According to Gazeta.ru, the crowd was subdued by Federal District security forces and Congressional police, using tear gas and stun grenades. Moreover, a police helicopter was in the air, dropping light and stun grenades on the crowds of protesters. The resistance was crushed after several hours, forcing the protesters out of government buildings. More than 400 protesters were detained, according to the capital's governor, Ibaneis Roshi. According to preliminary estimates, about 5,000 people took part in the protests.
Local media reported that the attackers defaced or took with them various art objects of historical value, such as statues, paintings, and interior elements. However, the president's office itself was not damaged in the pogroms.
Newly elected Brazilian President Lula da Silva called an emergency meeting and promised to punish the vandals. A state of emergency was imposed in Brasilia until the end of January.
As the media report, Jair Bolsonaro did not stay away from the Sunday riots in the capital and admitted that the protesters, who came out in his support and tried to seize the government buildings in Brasilia, violated the law.
According to TASS, citing political scientist Leonardo Paz Neves of the Getúlio Vargas Foundation think tank, the riots in Brasilia are similar to the events that took place in the US two years ago, when protesters stormed the Congress building. According to him, the incident in the capital of Brazil will affect the country's international image.
As RIA Novosti reports, Konstantin Kosachev, vice-speaker of the Russian Federation Council of Federation, in his turn, agreed that the elections in Brazil were fear and were recognized in the country and in the world. He called the riots in Brazil “a coup d'etat.”
The leadership of many countries of the Organization of American States condemned the riots in Brazil, calling the actions, as reported TASS, “an attempted terrorist coup d'etat” and disrespect for democracy, and Venezuelan President Nicolas Maduro called the protesters neo-Nazis.

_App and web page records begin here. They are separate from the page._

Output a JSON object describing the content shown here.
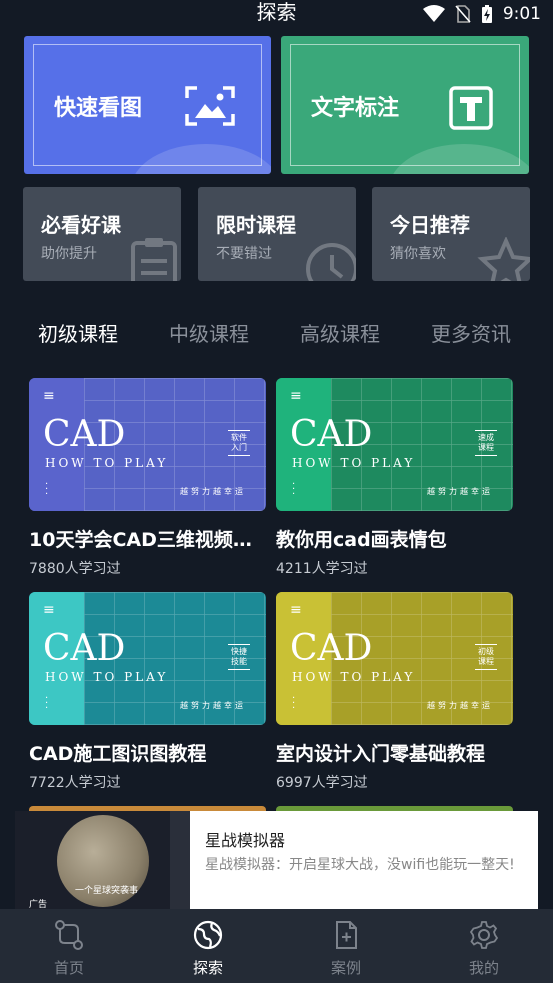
{
  "status_bar": {
    "title": "探索",
    "time": "9:01"
  },
  "quick_cards": [
    {
      "label": "快速看图",
      "icon": "image-view-icon",
      "color": "#5670e8"
    },
    {
      "label": "文字标注",
      "icon": "text-annotate-icon",
      "color": "#3aa87a"
    }
  ],
  "feature_cards": [
    {
      "title": "必看好课",
      "subtitle": "助你提升",
      "icon": "clipboard-icon"
    },
    {
      "title": "限时课程",
      "subtitle": "不要错过",
      "icon": "clock-icon"
    },
    {
      "title": "今日推荐",
      "subtitle": "猜你喜欢",
      "icon": "star-icon"
    }
  ],
  "tabs": [
    {
      "label": "初级课程",
      "active": true
    },
    {
      "label": "中级课程",
      "active": false
    },
    {
      "label": "高级课程",
      "active": false
    },
    {
      "label": "更多资讯",
      "active": false
    }
  ],
  "thumb_text": {
    "cad": "CAD",
    "howto": "HOW TO PLAY",
    "slogan": "越努力越幸运"
  },
  "courses": [
    {
      "title": "10天学会CAD三维视频…",
      "learners": "7880人学习过",
      "tag": "软件入门",
      "band": "#5a64cc",
      "bg": "#5663c6"
    },
    {
      "title": "教你用cad画表情包",
      "learners": "4211人学习过",
      "tag": "速成课程",
      "band": "#1fb37c",
      "bg": "#1e8a5f"
    },
    {
      "title": "CAD施工图识图教程",
      "learners": "7722人学习过",
      "tag": "快捷技能",
      "band": "#3dc7c4",
      "bg": "#1c8a96"
    },
    {
      "title": "室内设计入门零基础教程",
      "learners": "6997人学习过",
      "tag": "初级课程",
      "band": "#c9c135",
      "bg": "#a8a028"
    }
  ],
  "ad": {
    "title": "星战模拟器",
    "description": "星战模拟器：开启星球大战，没wifi也能玩一整天!",
    "image_caption": "一个星球突袭事",
    "tag": "广告"
  },
  "bottom_nav": [
    {
      "label": "首页",
      "icon": "home-path-icon",
      "active": false
    },
    {
      "label": "探索",
      "icon": "globe-icon",
      "active": true
    },
    {
      "label": "案例",
      "icon": "document-icon",
      "active": false
    },
    {
      "label": "我的",
      "icon": "gear-icon",
      "active": false
    }
  ]
}
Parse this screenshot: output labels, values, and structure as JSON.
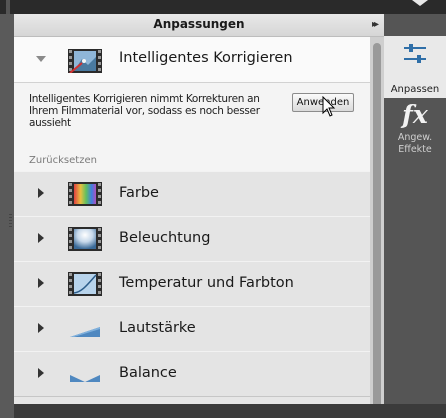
{
  "panel": {
    "title": "Anpassungen",
    "collapse_icon": "double-chevron-right-icon"
  },
  "expanded_section": {
    "label": "Intelligentes Korrigieren",
    "description": "Intelligentes Korrigieren nimmt Korrekturen an Ihrem Filmmaterial vor, sodass es noch besser aussieht",
    "apply_label": "Anwenden",
    "reset_label": "Zurücksetzen",
    "icon": "smart-fix-icon"
  },
  "sections": [
    {
      "label": "Farbe",
      "icon": "color-filmstrip-icon"
    },
    {
      "label": "Beleuchtung",
      "icon": "lighting-filmstrip-icon"
    },
    {
      "label": "Temperatur und Farbton",
      "icon": "temperature-filmstrip-icon"
    },
    {
      "label": "Lautstärke",
      "icon": "volume-ramp-icon"
    },
    {
      "label": "Balance",
      "icon": "balance-icon"
    }
  ],
  "sidebar": {
    "adjust_label": "Anpassen",
    "effects_icon": "fx",
    "effects_label": "Angew. Effekte"
  },
  "colors": {
    "panel_bg": "#e4e4e4",
    "sidebar_bg": "#555555",
    "active_tool_bg": "#e9e9e9"
  }
}
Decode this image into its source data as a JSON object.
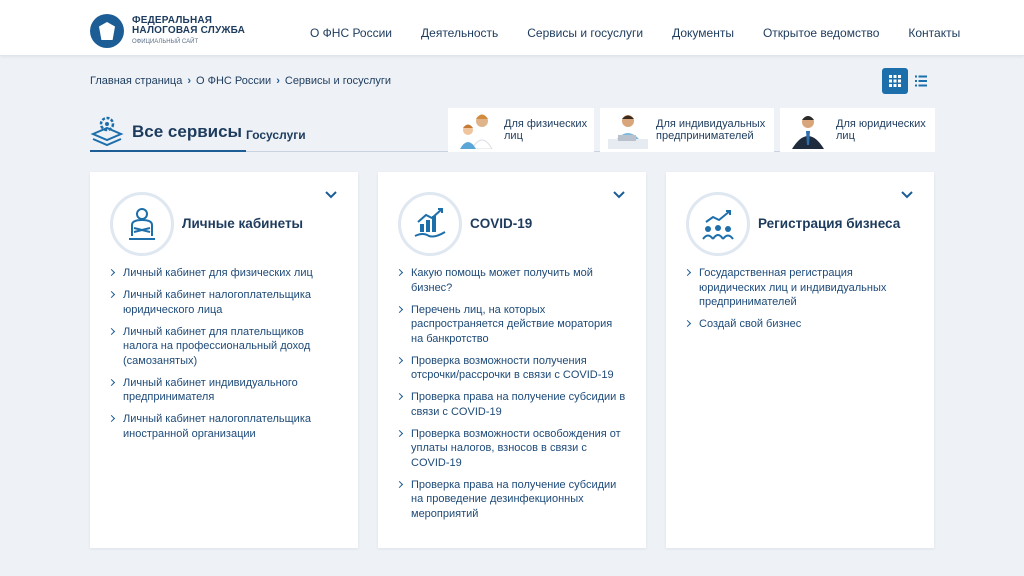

The riots in Brazil were also condemned by the leaders of the U.S. and European countries.